standing; (7) Plaintiff failed to serve Nicaragua as required
by the FSIA; (8) the FSIA bars Plaintiff's punitive
damages prayer and jury demand; (9) improper venue; (10)
Plaintiff failed to allege any basis upon which the Court may
exercise personal jurisdiction over Defendants Ortega,
Murillo or the Sandinista Party; (11) the Court lacks
personal jurisdiction over Defendant President Ortega under
Head of State Immunity; (12) Defendants President Ortega and
Vice President Murillo are immune because they have been sued
in their official capacity and are not the real party in
interest; (13) Plaintiff's process as to the Sandinista
Party is insufficient and Plaintiff failed to serve President
Ortega, Vice President Murillo, and the Sandinista Party as
required by Rule 4(f). ECF No. 18 at 13-33.
Legal Standards for Motions to Dismiss Under Rule 12(b)(1)
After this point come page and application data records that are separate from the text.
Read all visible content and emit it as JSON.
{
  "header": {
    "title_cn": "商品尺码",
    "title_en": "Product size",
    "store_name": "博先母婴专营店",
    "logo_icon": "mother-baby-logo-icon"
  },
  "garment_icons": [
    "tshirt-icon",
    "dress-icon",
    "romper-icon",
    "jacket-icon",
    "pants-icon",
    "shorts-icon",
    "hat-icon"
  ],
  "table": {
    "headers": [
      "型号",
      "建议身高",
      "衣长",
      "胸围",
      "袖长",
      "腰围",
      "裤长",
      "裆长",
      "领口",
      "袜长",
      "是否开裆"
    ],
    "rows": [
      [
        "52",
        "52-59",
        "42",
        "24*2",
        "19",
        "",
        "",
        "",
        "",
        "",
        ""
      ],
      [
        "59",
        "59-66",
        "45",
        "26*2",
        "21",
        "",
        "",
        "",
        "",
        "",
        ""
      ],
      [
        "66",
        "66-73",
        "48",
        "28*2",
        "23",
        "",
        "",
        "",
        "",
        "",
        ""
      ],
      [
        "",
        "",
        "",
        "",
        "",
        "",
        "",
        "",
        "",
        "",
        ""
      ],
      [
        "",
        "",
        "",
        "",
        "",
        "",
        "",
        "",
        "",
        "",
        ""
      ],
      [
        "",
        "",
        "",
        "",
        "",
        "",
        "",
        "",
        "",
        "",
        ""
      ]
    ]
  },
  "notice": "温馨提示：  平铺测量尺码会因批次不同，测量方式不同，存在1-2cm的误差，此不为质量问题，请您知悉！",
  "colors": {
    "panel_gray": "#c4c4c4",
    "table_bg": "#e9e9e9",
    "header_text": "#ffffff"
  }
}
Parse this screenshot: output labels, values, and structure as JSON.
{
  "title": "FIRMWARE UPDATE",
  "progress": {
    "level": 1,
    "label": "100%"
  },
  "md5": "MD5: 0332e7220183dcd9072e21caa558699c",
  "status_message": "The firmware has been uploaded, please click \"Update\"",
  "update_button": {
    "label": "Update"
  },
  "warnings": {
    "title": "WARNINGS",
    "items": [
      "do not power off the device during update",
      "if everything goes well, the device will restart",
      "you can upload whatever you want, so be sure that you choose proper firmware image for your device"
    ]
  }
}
courts are courts of limited jurisdiction. Kokkonen v.
Guardian Life Ins. Co. of Am., 511 U.S. 375, 377 (1994).
“[W]hen a motion to dismiss attacks 'the substance
of the complaint's jurisdictional allegations, ' we
treat it as brought under Rule 12(b)(1) . . .”
Corrie v. Caterpillar, Inc., 503 F.3d 974, 980 (9th
Cir. 2007) (quoting St. Clair v. City of Chico, 880
F.2d 199, 201 (9th Cir.1989)). Additionally, if a plaintiff
lacks Article III standing to bring a suit, the federal court
lacks subject matter jurisdiction and the suit must be
dismissed under Rule 12(b)(1). Cetacean Cmty. v.
Bush, 386 F.3d 1169, 1174 (9th Cir. 2004). “A Rule
12(b)(1) jurisdictional attack may be facial or factual. In a
facial attack, the challenger asserts that the allegations
contained in a complaint are insufficient on their face to
invoke federal jurisdiction.” Safe Air for Everyone
v. Meyer, 373 F.3d 1035, 1039 (9th Cir. ...